individuality is subsumed into the collective. When one man holds power, he doesn’t do so on behalf of himself, he does so on behalf of the male collective. Likewise, when one man commits a murder, collectivists will portray it as being done in the service of all men. This regressive world view has no qualms about ascribing collective guilt to entire groups of people. But ascribing collective guilt strikes at the very heart of our understanding of justice and liberty.
Clearly, these Australian politicians believe that these anti-male statements will have popular support, particularly from women voters. But judging from the letters received by journalist and sexologist Bettina Arndt in response to her 2016 an article in The Australian about research showing the prominent role women played in violence in the home, there are many in our community, including many women, who are extremely uncomfortable with gender politics. Many of these women have witnessed their sons, brothers, fathers, and male friends experiencing violence at the hands of a woman. Like myself and so many others, they will be deeply disappointed that our Prime Minister has made such a sexist, one-sided policy announcement.

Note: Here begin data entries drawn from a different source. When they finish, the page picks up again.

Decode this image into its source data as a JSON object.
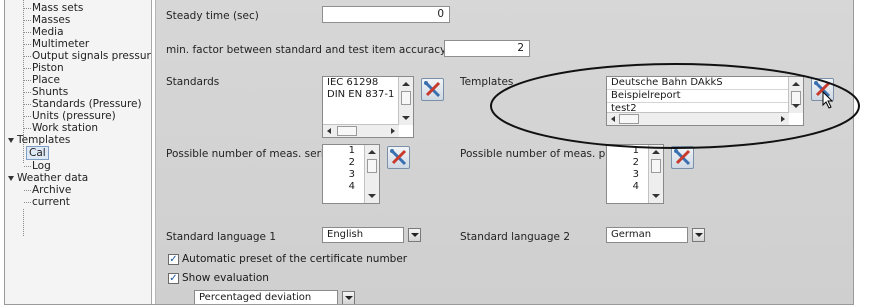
{
  "tree": {
    "items": [
      {
        "label": "Mass sets"
      },
      {
        "label": "Masses"
      },
      {
        "label": "Media"
      },
      {
        "label": "Multimeter"
      },
      {
        "label": "Output signals pressur"
      },
      {
        "label": "Piston"
      },
      {
        "label": "Place"
      },
      {
        "label": "Shunts"
      },
      {
        "label": "Standards (Pressure)"
      },
      {
        "label": "Units (pressure)"
      },
      {
        "label": "Work station"
      },
      {
        "label": "Templates"
      },
      {
        "label": "Cal"
      },
      {
        "label": "Log"
      },
      {
        "label": "Weather data"
      },
      {
        "label": "Archive"
      },
      {
        "label": "current"
      }
    ]
  },
  "settings": {
    "steady_time_label": "Steady time (sec)",
    "steady_time_value": "0",
    "min_factor_label": "min. factor between standard and test item accuracy",
    "min_factor_value": "2",
    "standards_label": "Standards",
    "standards_items": [
      "IEC 61298",
      "DIN EN 837-1"
    ],
    "templates_label": "Templates",
    "templates_items": [
      "Deutsche Bahn DAkkS",
      "Beispielreport",
      "test2"
    ],
    "series_label": "Possible number of meas. series",
    "series_items": [
      "1",
      "2",
      "3",
      "4"
    ],
    "points_label": "Possible number of meas. points",
    "points_items": [
      "1",
      "2",
      "3",
      "4"
    ],
    "lang1_label": "Standard language 1",
    "lang1_value": "English",
    "lang2_label": "Standard language 2",
    "lang2_value": "German",
    "auto_preset_label": "Automatic preset of the certificate number",
    "auto_preset_checked": true,
    "show_eval_label": "Show evaluation",
    "show_eval_checked": true,
    "deviation_value": "Percentaged deviation"
  },
  "icons": {
    "tool_button": "tools-icon",
    "cursor": "mouse-pointer-icon",
    "highlight": "highlight-ellipse"
  },
  "colors": {
    "panel_bg": "#d3d3d3",
    "tree_bg": "#f4f4f4",
    "selection": "#dfe9f5",
    "ellipse": "#111111"
  }
}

Dr Augusto Zimmermann LLB, LLM, PhD is Professor and Head of Law at Sheridan College in Perth, Western Australia, and Professor of Law (Adjunct) at the University of Notre Dame Australia, Sydney campus. He is also President of the Western Australian Legal Theory Association (WALTA), Editor-in-Chief of the Western Australian Jurist law journal, and a former Commissioner with the Law Reform Commission of Western Australia (2012-2017). Dr Zimmermann is also the recipient of the Vice-Chancellor’s Award for Excellence in Research (Murdoch University, 2012)